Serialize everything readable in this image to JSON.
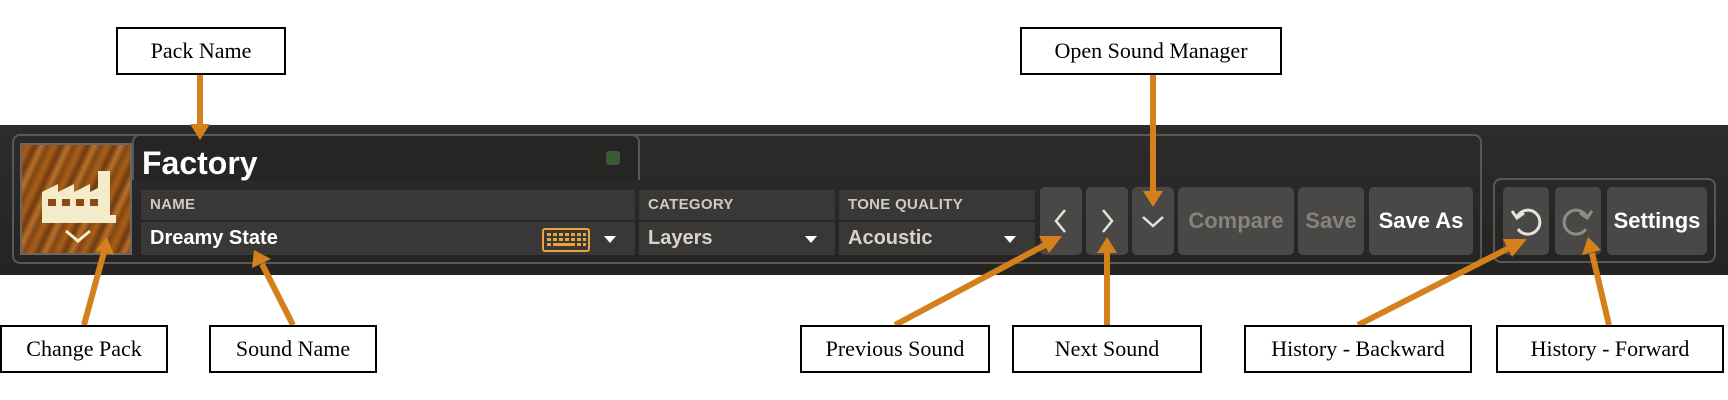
{
  "header": {
    "pack_name": "Factory"
  },
  "fields": {
    "name": {
      "label": "NAME",
      "value": "Dreamy State"
    },
    "category": {
      "label": "CATEGORY",
      "value": "Layers"
    },
    "tone_quality": {
      "label": "TONE QUALITY",
      "value": "Acoustic"
    }
  },
  "buttons": {
    "compare": "Compare",
    "save": "Save",
    "save_as": "Save As",
    "settings": "Settings"
  },
  "icons": {
    "pack": "factory-icon",
    "change_pack": "chevron-down-icon",
    "keyboard": "keyboard-icon",
    "previous": "chevron-left-icon",
    "next": "chevron-right-icon",
    "sound_manager": "chevron-down-icon",
    "undo": "undo-icon",
    "redo": "redo-icon"
  },
  "callouts": {
    "pack_name": "Pack Name",
    "open_sound_manager": "Open Sound Manager",
    "change_pack": "Change Pack",
    "sound_name": "Sound Name",
    "previous_sound": "Previous Sound",
    "next_sound": "Next Sound",
    "history_backward": "History - Backward",
    "history_forward": "History - Forward"
  },
  "colors": {
    "accent_orange": "#d4811c",
    "bar_background": "#2a2826",
    "button": "#4a4846",
    "disabled_text": "#86827d",
    "keyboard_icon": "#e8a63a",
    "pack_icon": "#f3eccb"
  }
}
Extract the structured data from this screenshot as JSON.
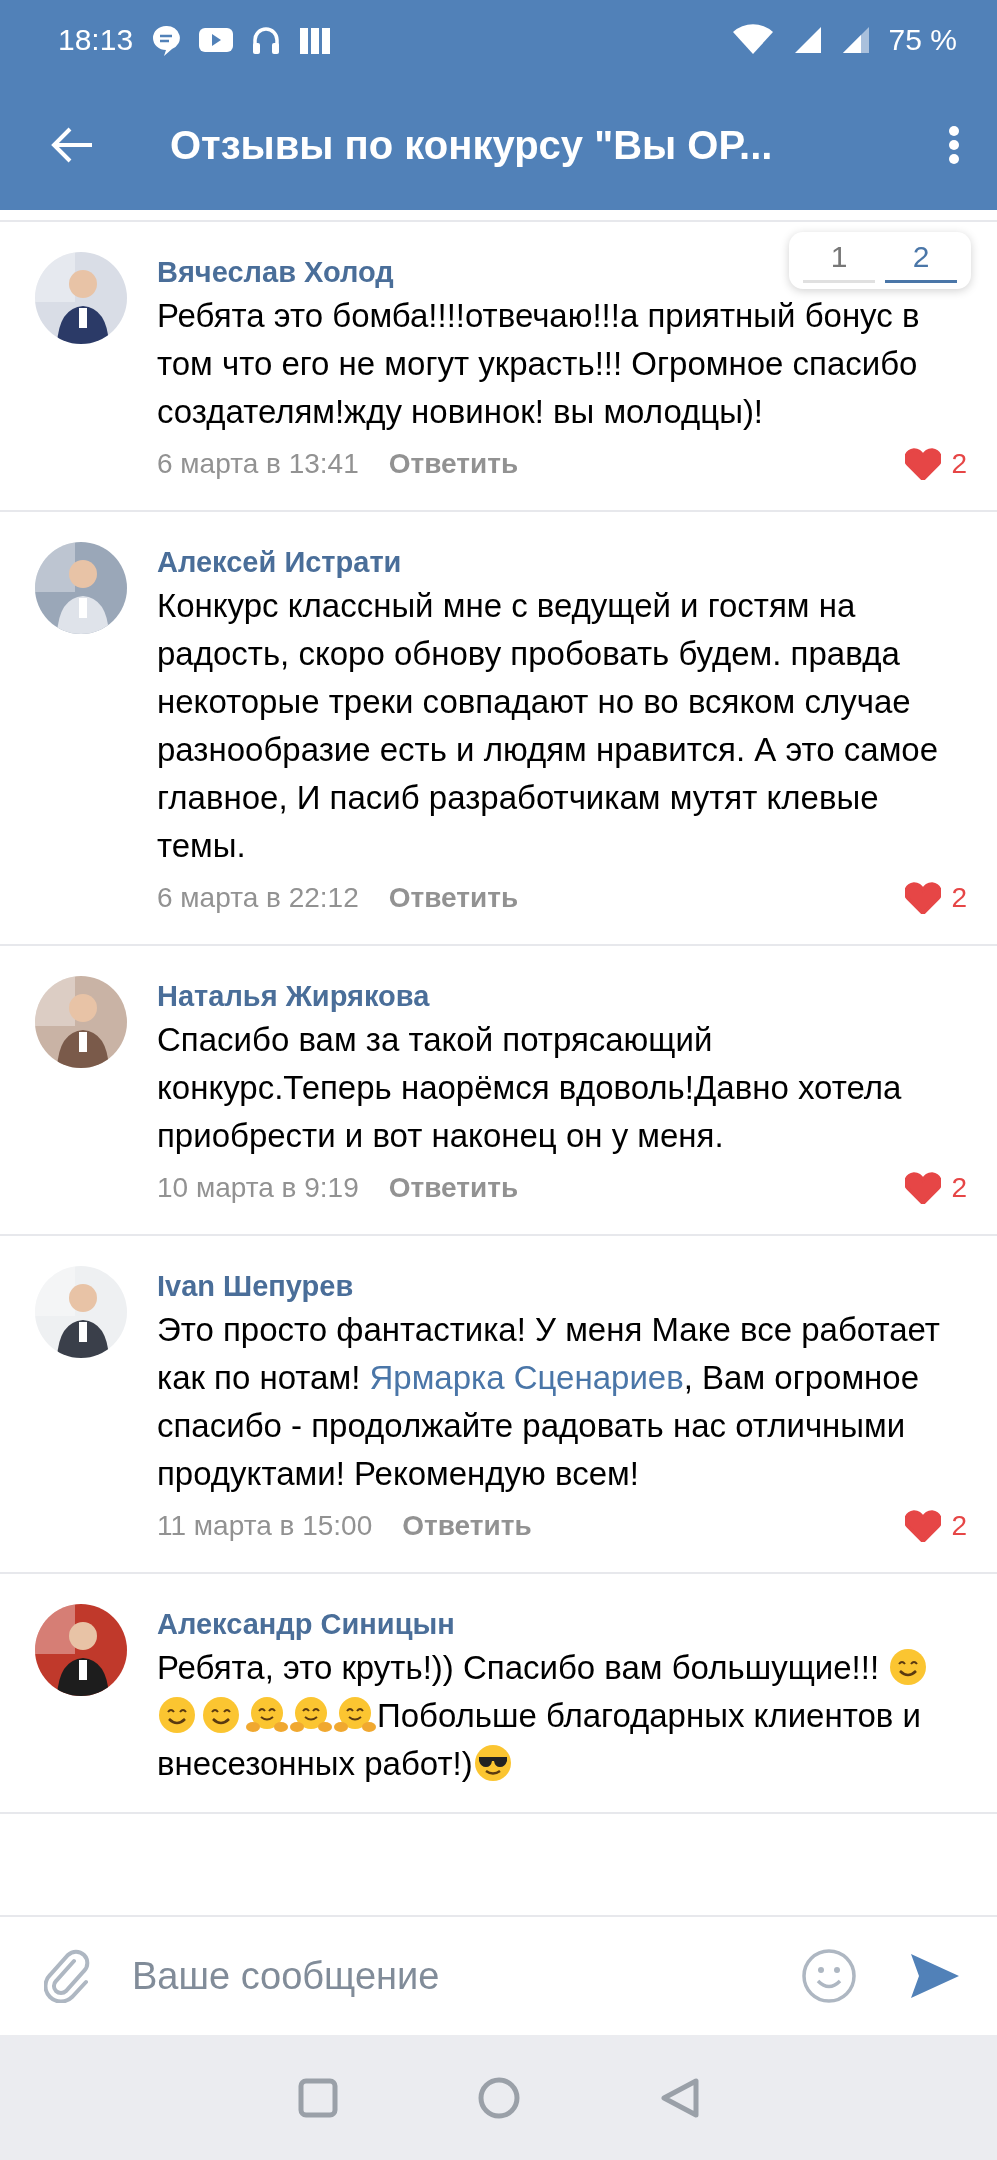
{
  "status_bar": {
    "time": "18:13",
    "battery": "75 %"
  },
  "header": {
    "title": "Отзывы по конкурсу \"Вы ОР..."
  },
  "pagination": [
    {
      "label": "1",
      "selected": false
    },
    {
      "label": "2",
      "selected": true
    }
  ],
  "comments": [
    {
      "author": "Вячеслав Холод",
      "body": [
        {
          "kind": "text",
          "text": "Ребята это бомба!!!!отвечаю!!!а приятный бонус в том что его не могут украсть!!! Огромное спасибо создателям!жду новинок! вы молодцы)!"
        }
      ],
      "date": "6 марта в 13:41",
      "reply": "Ответить",
      "likes": "2",
      "liked": true
    },
    {
      "author": "Алексей Истрати",
      "body": [
        {
          "kind": "text",
          "text": "Конкурс классный мне с ведущей и гостям на радость, скоро обнову пробовать будем. правда некоторые треки совпадают но во всяком случае разнообразие есть и людям нравится. А это самое главное, И пасиб разработчикам мутят клевые темы."
        }
      ],
      "date": "6 марта в 22:12",
      "reply": "Ответить",
      "likes": "2",
      "liked": true
    },
    {
      "author": "Наталья Жирякова",
      "body": [
        {
          "kind": "text",
          "text": "Спасибо вам за такой потрясающий конкурс.Теперь наорёмся вдоволь!Давно хотела приобрести и вот наконец он у меня."
        }
      ],
      "date": "10 марта в 9:19",
      "reply": "Ответить",
      "likes": "2",
      "liked": true
    },
    {
      "author": "Ivan Шепурев",
      "body": [
        {
          "kind": "text",
          "text": "Это просто фантастика! У меня Маке все работает как по нотам! "
        },
        {
          "kind": "link",
          "text": "Ярмарка Сценариев"
        },
        {
          "kind": "text",
          "text": ", Вам огромное спасибо - продолжайте радовать нас отличными продуктами! Рекомендую всем!"
        }
      ],
      "date": "11 марта в 15:00",
      "reply": "Ответить",
      "likes": "2",
      "liked": true
    },
    {
      "author": "Александр Синицын",
      "body": [
        {
          "kind": "text",
          "text": "Ребята, это круть!)) Спасибо вам большущие!!! "
        },
        {
          "kind": "smile"
        },
        {
          "kind": "smile"
        },
        {
          "kind": "smile"
        },
        {
          "kind": "hug"
        },
        {
          "kind": "hug"
        },
        {
          "kind": "hug"
        },
        {
          "kind": "text",
          "text": "Побольше благодарных клиентов и внесезонных работ!)"
        },
        {
          "kind": "cool"
        }
      ]
    }
  ],
  "composer": {
    "placeholder": "Ваше сообщение"
  }
}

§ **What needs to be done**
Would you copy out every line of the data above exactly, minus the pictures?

§ **Answer for the task**
Serialize everything readable in this image to JSON.
{
  "header": {
    "pack_name": "Factory"
  },
  "fields": {
    "name": {
      "label": "NAME",
      "value": "Dreamy State"
    },
    "category": {
      "label": "CATEGORY",
      "value": "Layers"
    },
    "tone_quality": {
      "label": "TONE QUALITY",
      "value": "Acoustic"
    }
  },
  "buttons": {
    "compare": "Compare",
    "save": "Save",
    "save_as": "Save As",
    "settings": "Settings"
  },
  "icons": {
    "pack": "factory-icon",
    "change_pack": "chevron-down-icon",
    "keyboard": "keyboard-icon",
    "previous": "chevron-left-icon",
    "next": "chevron-right-icon",
    "sound_manager": "chevron-down-icon",
    "undo": "undo-icon",
    "redo": "redo-icon"
  },
  "callouts": {
    "pack_name": "Pack Name",
    "open_sound_manager": "Open Sound Manager",
    "change_pack": "Change Pack",
    "sound_name": "Sound Name",
    "previous_sound": "Previous Sound",
    "next_sound": "Next Sound",
    "history_backward": "History - Backward",
    "history_forward": "History - Forward"
  },
  "colors": {
    "accent_orange": "#d4811c",
    "bar_background": "#2a2826",
    "button": "#4a4846",
    "disabled_text": "#86827d",
    "keyboard_icon": "#e8a63a",
    "pack_icon": "#f3eccb"
  }
}
Extract the structured data from this screenshot as JSON.
{
  "status_bar": {
    "time": "18:13",
    "battery": "75 %"
  },
  "header": {
    "title": "Отзывы по конкурсу \"Вы ОР..."
  },
  "pagination": [
    {
      "label": "1",
      "selected": false
    },
    {
      "label": "2",
      "selected": true
    }
  ],
  "comments": [
    {
      "author": "Вячеслав Холод",
      "body": [
        {
          "kind": "text",
          "text": "Ребята это бомба!!!!отвечаю!!!а приятный бонус в том что его не могут украсть!!! Огромное спасибо создателям!жду новинок! вы молодцы)!"
        }
      ],
      "date": "6 марта в 13:41",
      "reply": "Ответить",
      "likes": "2",
      "liked": true
    },
    {
      "author": "Алексей Истрати",
      "body": [
        {
          "kind": "text",
          "text": "Конкурс классный мне с ведущей и гостям на радость, скоро обнову пробовать будем. правда некоторые треки совпадают но во всяком случае разнообразие есть и людям нравится. А это самое главное, И пасиб разработчикам мутят клевые темы."
        }
      ],
      "date": "6 марта в 22:12",
      "reply": "Ответить",
      "likes": "2",
      "liked": true
    },
    {
      "author": "Наталья Жирякова",
      "body": [
        {
          "kind": "text",
          "text": "Спасибо вам за такой потрясающий конкурс.Теперь наорёмся вдоволь!Давно хотела приобрести и вот наконец он у меня."
        }
      ],
      "date": "10 марта в 9:19",
      "reply": "Ответить",
      "likes": "2",
      "liked": true
    },
    {
      "author": "Ivan Шепурев",
      "body": [
        {
          "kind": "text",
          "text": "Это просто фантастика! У меня Маке все работает как по нотам! "
        },
        {
          "kind": "link",
          "text": "Ярмарка Сценариев"
        },
        {
          "kind": "text",
          "text": ", Вам огромное спасибо - продолжайте радовать нас отличными продуктами! Рекомендую всем!"
        }
      ],
      "date": "11 марта в 15:00",
      "reply": "Ответить",
      "likes": "2",
      "liked": true
    },
    {
      "author": "Александр Синицын",
      "body": [
        {
          "kind": "text",
          "text": "Ребята, это круть!)) Спасибо вам большущие!!! "
        },
        {
          "kind": "smile"
        },
        {
          "kind": "smile"
        },
        {
          "kind": "smile"
        },
        {
          "kind": "hug"
        },
        {
          "kind": "hug"
        },
        {
          "kind": "hug"
        },
        {
          "kind": "text",
          "text": "Побольше благодарных клиентов и внесезонных работ!)"
        },
        {
          "kind": "cool"
        }
      ]
    }
  ],
  "composer": {
    "placeholder": "Ваше сообщение"
  }
}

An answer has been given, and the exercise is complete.